core.adg.Mask(clip, luma_scaling: float)

You must call std.PlaneStats() before this plugin (or fill the PlaneStatsAverage frame property using some other method). Supported formats are YUV with 8-32 bit precision integer or single precision float. Half precision float input is not supported since no one seems to be using that anyway. Since the output is grey and only luma is processed, the subsampling of the input does not matter.

To replicate the original behaviour of adaptivegrain, a wrapper is provided in kagefunc. It behaves exactly like the original implementation (except for the performance, which is about 3x faster on my machine).

Parameters

clip: vapoursynth.VideoNode

the input clip to generate a mask for.

luma_scaling: float = 10.0

the luma_scaling factor as described in the blog post. Lower values will make the mask brighter overall.

Build instructions

If you’re on Arch Linux, there’s an AUR package for this plugin. Otherwise you’ll have to build and install the package manually.

cargo build --release

That’s it. This is Rust, after all. No idea what the minimum version is, but it works with stable rust 1.41. That’s all I know. Binaries for Windows and Linux are in the release tab.

FAQ

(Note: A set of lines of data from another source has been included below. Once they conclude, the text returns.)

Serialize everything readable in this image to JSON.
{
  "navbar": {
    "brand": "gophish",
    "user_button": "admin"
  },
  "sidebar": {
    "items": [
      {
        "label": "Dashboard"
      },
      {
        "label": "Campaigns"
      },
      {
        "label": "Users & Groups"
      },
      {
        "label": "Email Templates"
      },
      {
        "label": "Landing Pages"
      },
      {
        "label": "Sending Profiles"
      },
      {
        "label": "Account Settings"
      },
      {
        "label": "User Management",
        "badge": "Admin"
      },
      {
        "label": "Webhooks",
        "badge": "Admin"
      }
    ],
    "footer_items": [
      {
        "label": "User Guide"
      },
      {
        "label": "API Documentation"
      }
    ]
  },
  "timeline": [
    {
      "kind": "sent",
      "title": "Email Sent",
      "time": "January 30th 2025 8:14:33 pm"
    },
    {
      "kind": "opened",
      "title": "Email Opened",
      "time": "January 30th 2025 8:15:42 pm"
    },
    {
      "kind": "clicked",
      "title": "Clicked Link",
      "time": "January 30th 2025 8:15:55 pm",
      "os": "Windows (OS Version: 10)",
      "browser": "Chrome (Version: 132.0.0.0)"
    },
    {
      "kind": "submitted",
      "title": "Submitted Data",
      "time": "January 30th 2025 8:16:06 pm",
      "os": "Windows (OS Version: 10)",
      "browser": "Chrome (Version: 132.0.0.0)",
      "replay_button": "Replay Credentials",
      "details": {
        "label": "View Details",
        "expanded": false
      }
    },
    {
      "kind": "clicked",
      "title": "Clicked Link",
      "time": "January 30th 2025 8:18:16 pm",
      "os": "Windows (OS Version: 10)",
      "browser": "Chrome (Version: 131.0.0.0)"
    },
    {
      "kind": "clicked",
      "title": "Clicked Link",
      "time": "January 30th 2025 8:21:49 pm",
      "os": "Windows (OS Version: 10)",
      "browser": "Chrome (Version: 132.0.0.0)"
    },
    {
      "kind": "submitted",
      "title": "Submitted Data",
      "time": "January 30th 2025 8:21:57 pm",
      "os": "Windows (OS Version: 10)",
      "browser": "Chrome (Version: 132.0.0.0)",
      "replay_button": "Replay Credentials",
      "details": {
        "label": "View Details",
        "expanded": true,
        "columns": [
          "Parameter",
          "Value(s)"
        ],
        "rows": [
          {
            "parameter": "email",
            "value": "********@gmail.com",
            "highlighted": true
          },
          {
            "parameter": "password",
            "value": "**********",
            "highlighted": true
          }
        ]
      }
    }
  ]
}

What’s the no-fma dll? Which one do I need?

There are two Windows builds of the plugin, one for CPUs that support FMA instructions and one for those that don’t.
If your CPU is a Haswell (for Intel) or Piledriver (for AMD) or newer, you can use the regular version (which is about 20% faster). Otherwise, grab no-fma.
The Linux build uses fma instructions. I trust that if you’re a Linux user on older hardware, you know how to compile your own binaries.

Why do I have to call std.PlaneStats() manually?

Because I didn’t want to reimplement it. kagefunc.adaptive_grain(clip, show_mask=True) does that for you and then just returns the mask. Because I was too dumb to realize this exists. I’ll fix that at some point.™

Why doesn’t this also add grain?

I was going to do that originally, but I didn’t want to reimplement grain when we already have a working grain filter.